### Work request
Look through the lines below for the word "amount", and copy every line that has it.

### Source data
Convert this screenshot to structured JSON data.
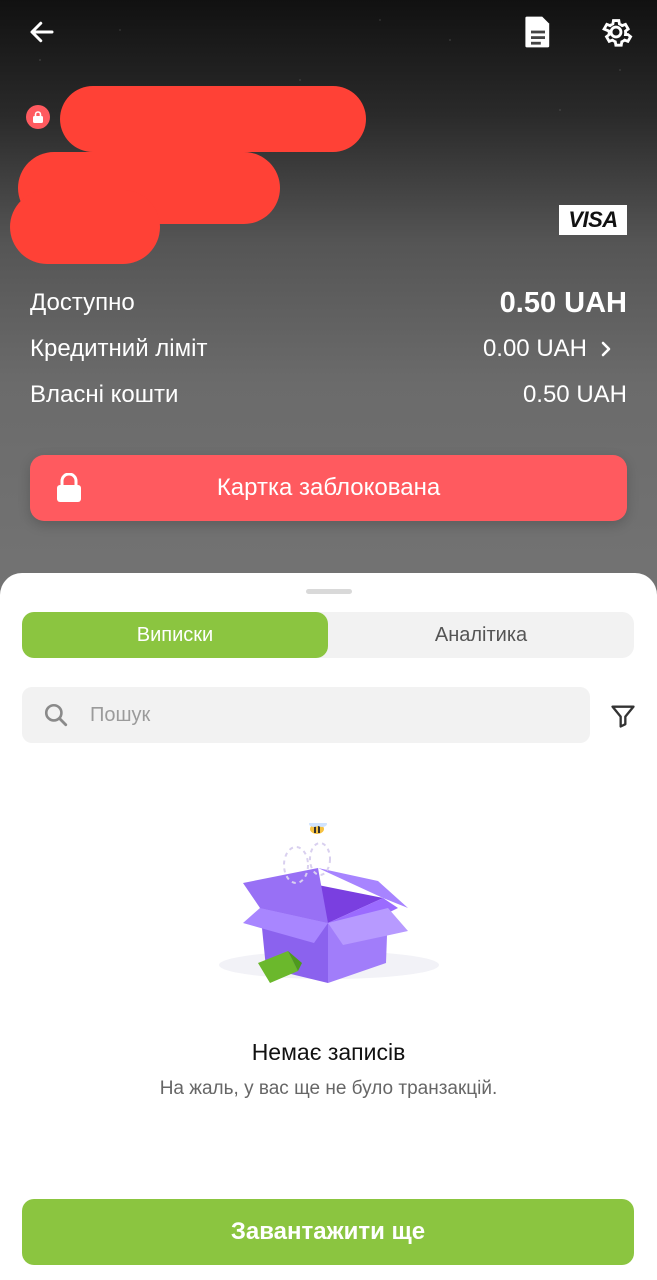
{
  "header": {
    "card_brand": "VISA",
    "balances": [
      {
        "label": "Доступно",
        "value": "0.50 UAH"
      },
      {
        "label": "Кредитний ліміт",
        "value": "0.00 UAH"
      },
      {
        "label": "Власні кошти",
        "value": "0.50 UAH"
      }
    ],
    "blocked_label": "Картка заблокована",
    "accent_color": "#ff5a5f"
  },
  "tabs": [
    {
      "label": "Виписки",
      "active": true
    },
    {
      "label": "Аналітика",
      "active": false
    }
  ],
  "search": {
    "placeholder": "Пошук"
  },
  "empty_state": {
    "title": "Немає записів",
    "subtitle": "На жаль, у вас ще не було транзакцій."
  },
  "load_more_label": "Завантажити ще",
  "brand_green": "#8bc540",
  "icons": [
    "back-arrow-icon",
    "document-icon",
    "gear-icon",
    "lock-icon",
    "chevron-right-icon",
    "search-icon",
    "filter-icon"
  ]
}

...

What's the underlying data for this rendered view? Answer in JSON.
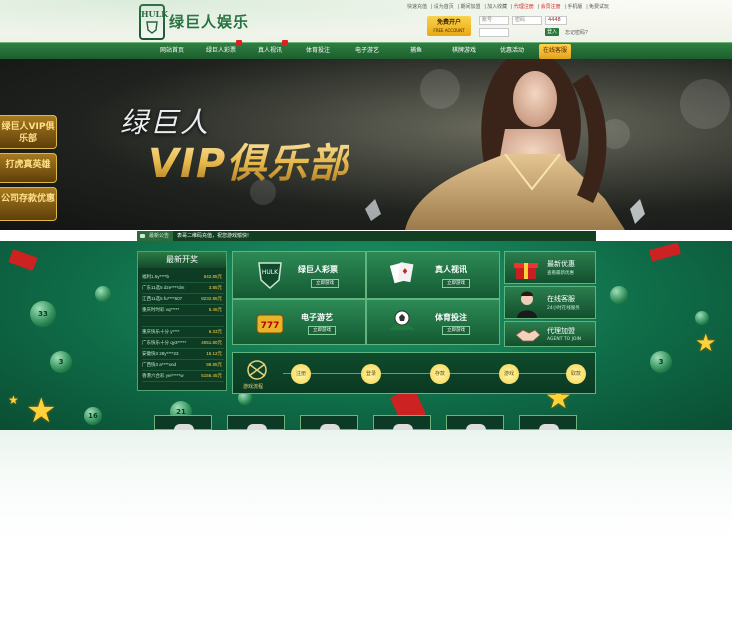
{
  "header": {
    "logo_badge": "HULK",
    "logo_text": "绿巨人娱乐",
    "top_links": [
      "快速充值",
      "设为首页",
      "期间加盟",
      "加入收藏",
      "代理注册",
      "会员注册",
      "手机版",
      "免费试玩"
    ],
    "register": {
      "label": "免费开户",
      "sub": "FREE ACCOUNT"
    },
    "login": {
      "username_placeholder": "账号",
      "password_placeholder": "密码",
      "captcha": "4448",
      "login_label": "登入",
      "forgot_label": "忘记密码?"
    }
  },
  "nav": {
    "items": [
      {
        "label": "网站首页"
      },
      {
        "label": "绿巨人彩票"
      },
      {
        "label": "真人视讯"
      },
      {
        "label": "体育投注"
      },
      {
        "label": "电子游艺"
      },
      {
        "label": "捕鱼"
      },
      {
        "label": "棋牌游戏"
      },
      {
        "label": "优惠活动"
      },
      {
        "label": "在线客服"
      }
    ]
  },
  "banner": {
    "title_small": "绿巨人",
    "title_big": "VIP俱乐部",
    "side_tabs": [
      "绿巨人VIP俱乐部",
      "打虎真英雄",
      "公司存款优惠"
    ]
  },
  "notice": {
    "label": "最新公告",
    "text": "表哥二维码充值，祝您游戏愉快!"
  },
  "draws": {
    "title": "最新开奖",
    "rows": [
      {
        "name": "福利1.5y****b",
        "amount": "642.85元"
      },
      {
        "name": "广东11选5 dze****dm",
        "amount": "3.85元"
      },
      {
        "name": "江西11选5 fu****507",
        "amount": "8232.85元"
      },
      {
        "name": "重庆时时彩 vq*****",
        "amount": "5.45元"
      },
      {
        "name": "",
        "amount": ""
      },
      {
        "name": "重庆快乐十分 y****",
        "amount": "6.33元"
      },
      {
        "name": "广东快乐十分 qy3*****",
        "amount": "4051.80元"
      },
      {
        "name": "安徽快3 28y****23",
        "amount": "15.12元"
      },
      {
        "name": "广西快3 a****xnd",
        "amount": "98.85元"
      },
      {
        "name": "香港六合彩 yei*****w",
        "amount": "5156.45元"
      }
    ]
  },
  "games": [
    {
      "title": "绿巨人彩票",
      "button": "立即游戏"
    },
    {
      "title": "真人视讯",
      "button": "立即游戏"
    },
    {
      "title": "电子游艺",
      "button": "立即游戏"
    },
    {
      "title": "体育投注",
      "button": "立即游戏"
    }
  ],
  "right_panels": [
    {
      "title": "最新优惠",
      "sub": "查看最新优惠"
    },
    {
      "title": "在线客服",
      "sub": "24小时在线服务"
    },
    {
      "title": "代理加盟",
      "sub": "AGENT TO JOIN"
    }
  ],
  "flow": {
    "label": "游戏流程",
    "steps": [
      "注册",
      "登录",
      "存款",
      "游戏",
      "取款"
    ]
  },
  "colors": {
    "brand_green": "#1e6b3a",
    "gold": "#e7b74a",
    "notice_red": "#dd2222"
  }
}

### Task result
        "amount": "642.85元"
        "amount": "3.85元"
        "amount": "8232.85元"
        "amount": "5.45元"
        "amount": ""
        "amount": "6.33元"
        "amount": "4051.80元"
        "amount": "15.12元"
        "amount": "98.85元"
        "amount": "5156.45元"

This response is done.